It’s been a hectic few months, so Ann and I are going to take a few weeks off to enjoy the holiday season, but we’ll be back on January 5th. Happy holidays to all!

Photo credit: AJC ajcann.wordpress.com

Forensic Case Files: 74 Years Later, the Dead of Pearl Harbor Come Home

Between June 8th and November 9th, 2015, the United States Defense POW/MIA Accounting Agency (DPAA) exhumed sixty-one caskets from forty-five grave sites at the National Memorial Cemetery of the Pacific in Honolulu. This action is part of a current effort to identify the hundreds of lost sailors from the USS Oklahoma, sunk on December 7, 1941, during the surprise Japanese raid that catapulted the U.S. into the Second World War. Four hundred and twenty-nine men from the Oklahoma were lost that day, but only thirty-five were identified in the years following the attack. The DPAA hopes to use modern forensic methods to identify the lost and return them to their families.

The Oklahoma boasted a crew of 1,300 on that sunny Sunday morning when planes appeared high above at 7:55 a.m. As the air raid siren screamed, men ran for the anti-aircraft batteries. But before they could make an attempt to bring down any of the incoming planes, the Oklahoma was hit by three torpedoes on the port side. The ship immediately started to list, but was then struck by another five torpedoes at 8:00 a.m. Due to the shifting position of the ship, several of the five torpedoes struck above the armor line, creating significant damage. A final torpedo hit at 8:06 a.m. as the ship continued to roll. The vessel completely capsized within twelve minutes of the first torpedo strike. Due to the speed of the attack and the considerable damage, hundreds of men were trapped inside the ship. Up top, many jumped overboard as the ship went down, while, inside, others attempted to escape through tiny portholes. However, the majority of the men trapped within the hull drowned.

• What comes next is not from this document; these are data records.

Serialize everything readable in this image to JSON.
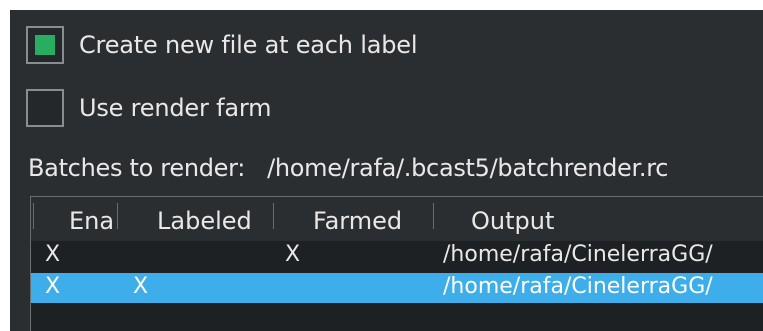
{
  "options": {
    "create_new_file": {
      "label": "Create new file at each label",
      "checked": true
    },
    "use_render_farm": {
      "label": "Use render farm",
      "checked": false
    }
  },
  "batches": {
    "label": "Batches to render:",
    "path": "/home/rafa/.bcast5/batchrender.rc"
  },
  "table": {
    "headers": {
      "enabled": "Ena",
      "labeled": "Labeled",
      "farmed": "Farmed",
      "output": "Output"
    },
    "rows": [
      {
        "enabled": "X",
        "labeled": "",
        "farmed": "X",
        "output": "/home/rafa/CinelerraGG/",
        "selected": false
      },
      {
        "enabled": "X",
        "labeled": "X",
        "farmed": "",
        "output": "/home/rafa/CinelerraGG/",
        "selected": true
      }
    ]
  },
  "colors": {
    "background": "#2b2e31",
    "checkbox_checked": "#27ae60",
    "selection": "#3daee9"
  }
}
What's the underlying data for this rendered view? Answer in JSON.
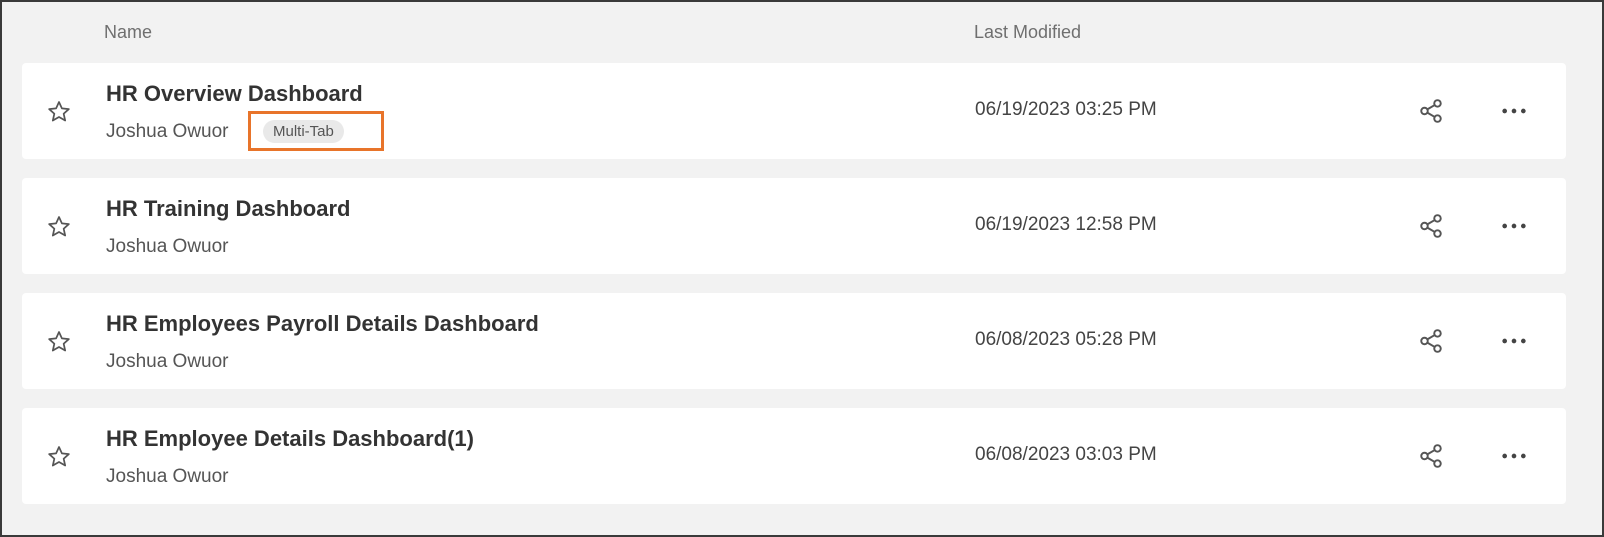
{
  "header": {
    "name_label": "Name",
    "modified_label": "Last Modified"
  },
  "rows": [
    {
      "title": "HR Overview Dashboard",
      "owner": "Joshua Owuor",
      "badge": "Multi-Tab",
      "modified": "06/19/2023 03:25 PM"
    },
    {
      "title": "HR Training Dashboard",
      "owner": "Joshua Owuor",
      "modified": "06/19/2023 12:58 PM"
    },
    {
      "title": "HR Employees Payroll Details Dashboard",
      "owner": "Joshua Owuor",
      "modified": "06/08/2023 05:28 PM"
    },
    {
      "title": "HR Employee Details Dashboard(1)",
      "owner": "Joshua Owuor",
      "modified": "06/08/2023 03:03 PM"
    }
  ],
  "icons": {
    "favorite": "star-icon",
    "share": "share-icon",
    "more": "more-options-icon"
  },
  "colors": {
    "highlight_border": "#e8742a",
    "row_background": "#ffffff",
    "page_background": "#f2f2f2"
  }
}
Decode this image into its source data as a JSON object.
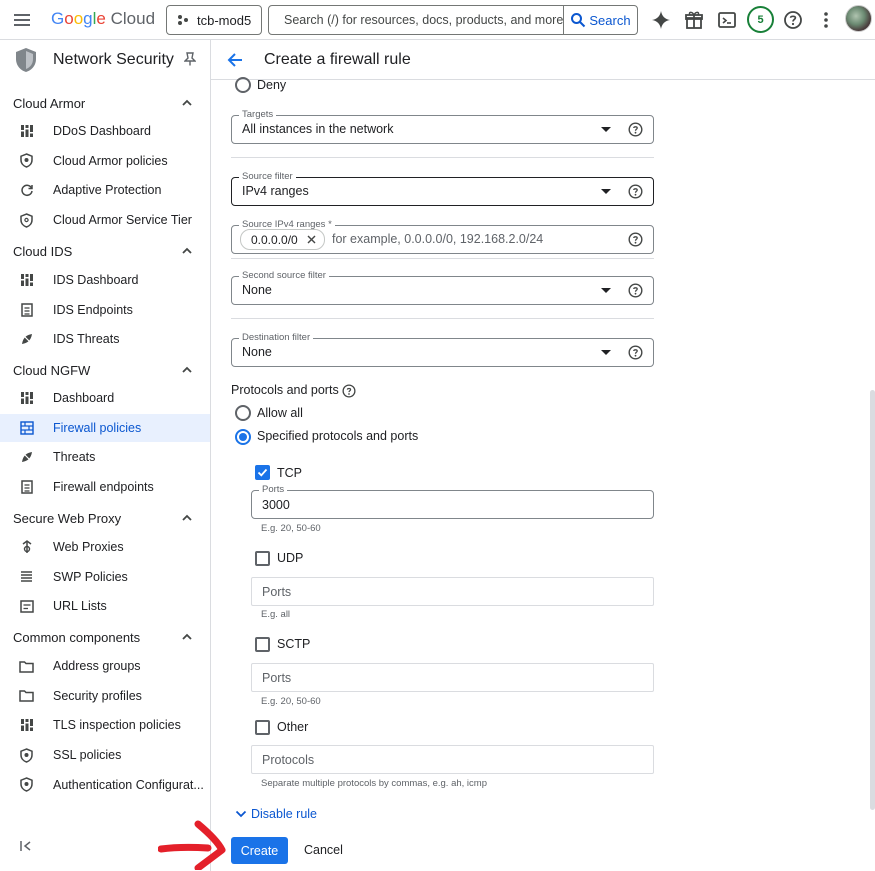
{
  "topbar": {
    "logo": {
      "g": "G",
      "o1": "o",
      "o2": "o",
      "g2": "g",
      "l": "l",
      "e": "e",
      "cloud": "Cloud"
    },
    "project": "tcb-mod5",
    "search_placeholder": "Search (/) for resources, docs, products, and more",
    "search_button": "Search",
    "notifications_count": "5"
  },
  "sidebar": {
    "title": "Network Security",
    "sections": [
      {
        "label": "Cloud Armor",
        "items": [
          {
            "label": "DDoS Dashboard",
            "icon": "dashboard-icon"
          },
          {
            "label": "Cloud Armor policies",
            "icon": "shield-icon"
          },
          {
            "label": "Adaptive Protection",
            "icon": "refresh-icon"
          },
          {
            "label": "Cloud Armor Service Tier",
            "icon": "settings-icon"
          }
        ]
      },
      {
        "label": "Cloud IDS",
        "items": [
          {
            "label": "IDS Dashboard",
            "icon": "dashboard-icon"
          },
          {
            "label": "IDS Endpoints",
            "icon": "list-icon"
          },
          {
            "label": "IDS Threats",
            "icon": "bug-icon"
          }
        ]
      },
      {
        "label": "Cloud NGFW",
        "items": [
          {
            "label": "Dashboard",
            "icon": "dashboard-icon"
          },
          {
            "label": "Firewall policies",
            "icon": "firewall-icon",
            "active": true
          },
          {
            "label": "Threats",
            "icon": "bug-icon"
          },
          {
            "label": "Firewall endpoints",
            "icon": "list-icon"
          }
        ]
      },
      {
        "label": "Secure Web Proxy",
        "items": [
          {
            "label": "Web Proxies",
            "icon": "proxy-icon"
          },
          {
            "label": "SWP Policies",
            "icon": "policy-list-icon"
          },
          {
            "label": "URL Lists",
            "icon": "url-list-icon"
          }
        ]
      },
      {
        "label": "Common components",
        "items": [
          {
            "label": "Address groups",
            "icon": "folder-icon"
          },
          {
            "label": "Security profiles",
            "icon": "folder-icon"
          },
          {
            "label": "TLS inspection policies",
            "icon": "dashboard-icon"
          },
          {
            "label": "SSL policies",
            "icon": "shield-icon"
          },
          {
            "label": "Authentication Configurat...",
            "icon": "shield-icon"
          }
        ]
      }
    ],
    "collapse_label": "<|"
  },
  "main": {
    "title": "Create a firewall rule",
    "deny_label": "Deny",
    "targets": {
      "label": "Targets",
      "value": "All instances in the network"
    },
    "source_filter": {
      "label": "Source filter",
      "value": "IPv4 ranges"
    },
    "source_ranges": {
      "label": "Source IPv4 ranges *",
      "chip": "0.0.0.0/0",
      "placeholder": "for example, 0.0.0.0/0, 192.168.2.0/24"
    },
    "second_source_filter": {
      "label": "Second source filter",
      "value": "None"
    },
    "destination_filter": {
      "label": "Destination filter",
      "value": "None"
    },
    "protocols": {
      "heading": "Protocols and ports",
      "allow_all": "Allow all",
      "specified": "Specified protocols and ports",
      "tcp": {
        "label": "TCP",
        "checked": true,
        "ports_label": "Ports",
        "ports_value": "3000",
        "hint": "E.g. 20, 50-60"
      },
      "udp": {
        "label": "UDP",
        "checked": false,
        "placeholder": "Ports",
        "hint": "E.g. all"
      },
      "sctp": {
        "label": "SCTP",
        "checked": false,
        "placeholder": "Ports",
        "hint": "E.g. 20, 50-60"
      },
      "other": {
        "label": "Other",
        "checked": false,
        "placeholder": "Protocols",
        "hint": "Separate multiple protocols by commas, e.g. ah, icmp"
      }
    },
    "disable_rule": "Disable rule",
    "create_button": "Create",
    "cancel_button": "Cancel"
  },
  "colors": {
    "accent": "#1a73e8",
    "link": "#0b57d0",
    "annotation_arrow": "#e4202a",
    "active_bg": "#e8f0fe"
  }
}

Following their recovery in 1943, these men were buried in various cemeteries around Hawaii.  Later, in 1949, following the first laboratory attempt at identification, the dead sailors were moved to the National Memorial Cemetery of the Pacific.

Today, many of their remains have been exhumed and lie in the DPAA lab awaiting identification through modern means. Some may be identified by dental records, still more by DNA analysis, a tool unavailable decades ago. The bones are weathered, both by months or years in oil-saturated seawater before recovery from the Oklahoma, followed by burial in Hawaiian graves. Years-long interment in Pearl Harbor reduced the bodies to mere bones, and the remains of men who died in close quarters became co-mingled. However, worse, due to an assumption in the lab during the initial unsuccessful attempts at identification that re-internment would be in a mass grave, individuals were separated and their skeletal elements grouped by type (all the skulls in one area, etc.). When the lab workers were informed that the sailors were to be buried individually and were told to reassemble the remains, they were unable to do so. As a result, a single exhumed casket can contain the remains of up to ninety-five individuals. So the task of identification will now be a considerable challenge. Modern day forensic anthropologists hope to reassemble as many sets of remains as possible; DNA will accomplish the rest.

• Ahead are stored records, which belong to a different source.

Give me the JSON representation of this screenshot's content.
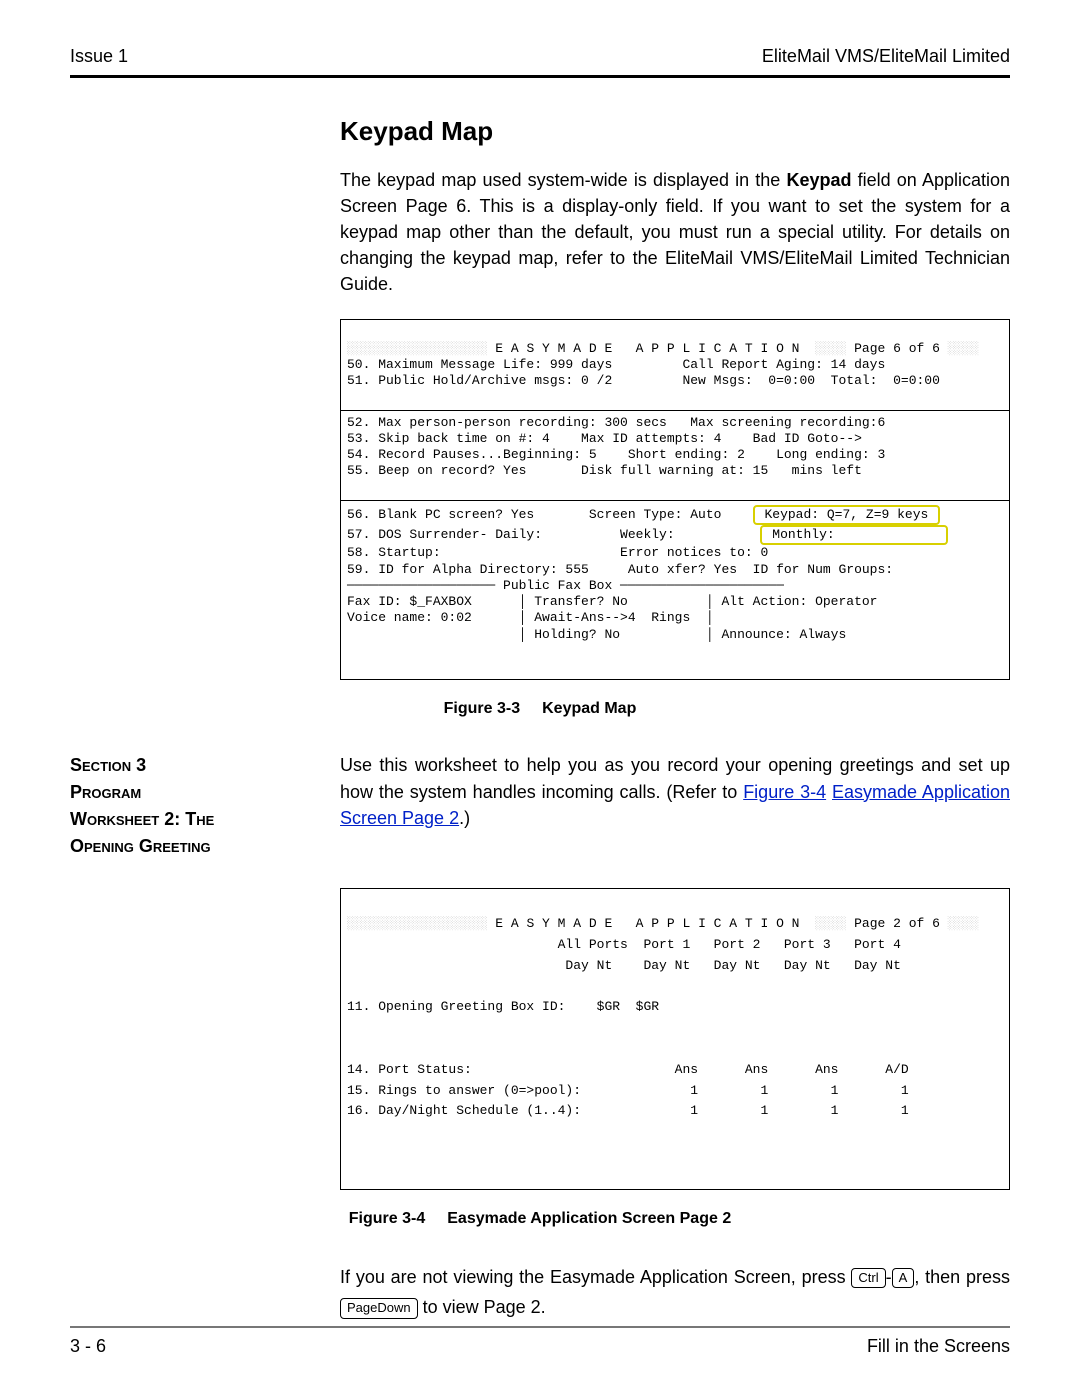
{
  "header": {
    "left": "Issue 1",
    "right": "EliteMail VMS/EliteMail Limited"
  },
  "heading1": "Keypad Map",
  "para1_before_strong": "The keypad map used system-wide is displayed in the ",
  "para1_strong": "Keypad",
  "para1_after_strong": " field on Application Screen Page 6. This is a display-only field. If you want to set the system for a keypad map other than the default, you must run a special utility. For details on changing the keypad map, refer to the EliteMail VMS/EliteMail Limited Technician Guide.",
  "screen1": {
    "title_pre": "░░░░░░░░░░░░░░░░░░",
    "title_main": " E A S Y M A D E   A P P L I C A T I O N  ",
    "title_post": "░░░░",
    "title_page": " Page 6 of 6 ",
    "title_end": "░░░░",
    "line50": "50. Maximum Message Life: 999 days         Call Report Aging: 14 days",
    "line51": "51. Public Hold/Archive msgs: 0 /2         New Msgs:  0=0:00  Total:  0=0:00",
    "line52": "52. Max person-person recording: 300 secs   Max screening recording:6",
    "line53": "53. Skip back time on #: 4    Max ID attempts: 4    Bad ID Goto-->",
    "line54": "54. Record Pauses...Beginning: 5    Short ending: 2    Long ending: 3",
    "line55": "55. Beep on record? Yes       Disk full warning at: 15   mins left",
    "line56_a": "56. Blank PC screen? Yes       Screen Type: Auto    ",
    "line56_hi": " Keypad: Q=7, Z=9 keys ",
    "line57_a": "57. DOS Surrender- Daily:          Weekly:           ",
    "line57_hi": " Monthly:              ",
    "line58": "58. Startup:                       Error notices to: 0",
    "line59": "59. ID for Alpha Directory: 555     Auto xfer? Yes  ID for Num Groups:",
    "pubFax": "─────────────────── Public Fax Box ─────────────────────",
    "faxRow1": "Fax ID: $_FAXBOX      │ Transfer? No          │ Alt Action: Operator",
    "faxRow2": "Voice name: 0:02      │ Await-Ans-->4  Rings  │",
    "faxRow3": "                      │ Holding? No           │ Announce: Always"
  },
  "fig1": {
    "num": "Figure 3-3",
    "title": "Keypad Map"
  },
  "section": {
    "labelLine1": "Section 3",
    "labelLine2": "Program",
    "labelLine3": "Worksheet 2:  The",
    "labelLine4": "Opening Greeting",
    "body_before_link": "Use this worksheet to help you as you record your opening greetings and set up how the system handles incoming calls.  (Refer to ",
    "link1": "Figure 3-4",
    "body_mid": " ",
    "link2": "Easymade Application Screen Page 2",
    "body_after_link": ".)"
  },
  "screen2": {
    "title_pre": "░░░░░░░░░░░░░░░░░░",
    "title_main": " E A S Y M A D E   A P P L I C A T I O N  ",
    "title_post": "░░░░",
    "title_page": " Page 2 of 6 ",
    "title_end": "░░░░",
    "hdr1": "                           All Ports  Port 1   Port 2   Port 3   Port 4",
    "hdr2": "                            Day Nt    Day Nt   Day Nt   Day Nt   Day Nt",
    "line11": "11. Opening Greeting Box ID:    $GR  $GR",
    "line14": "14. Port Status:                          Ans      Ans      Ans      A/D",
    "line15": "15. Rings to answer (0=>pool):              1        1        1        1",
    "line16": "16. Day/Night Schedule (1..4):              1        1        1        1"
  },
  "fig2": {
    "num": "Figure 3-4",
    "title": "Easymade Application Screen Page 2"
  },
  "afterText1": "If you are not viewing the Easymade Application Screen, press ",
  "key1a": "Ctrl",
  "keyDash": "-",
  "key1b": "A",
  "afterText1b": ", then press ",
  "key2": "PageDown",
  "afterText1c": " to view Page 2.",
  "footer": {
    "left": "3 - 6",
    "right": "Fill in the Screens"
  }
}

The DPAA hopes to bring home the missing and to bring closure to families, some of who lost two or even three sons who all served on the Oklahoma. So far, seven positive identifications have been made, but family notification is still forthcoming, so no names have been released yet. It is expected the project will take five years to complete, but the agency is hopeful that a minimum of 80% of the sailors will be successfully identified.

Photo credit: National Archives and Records Administration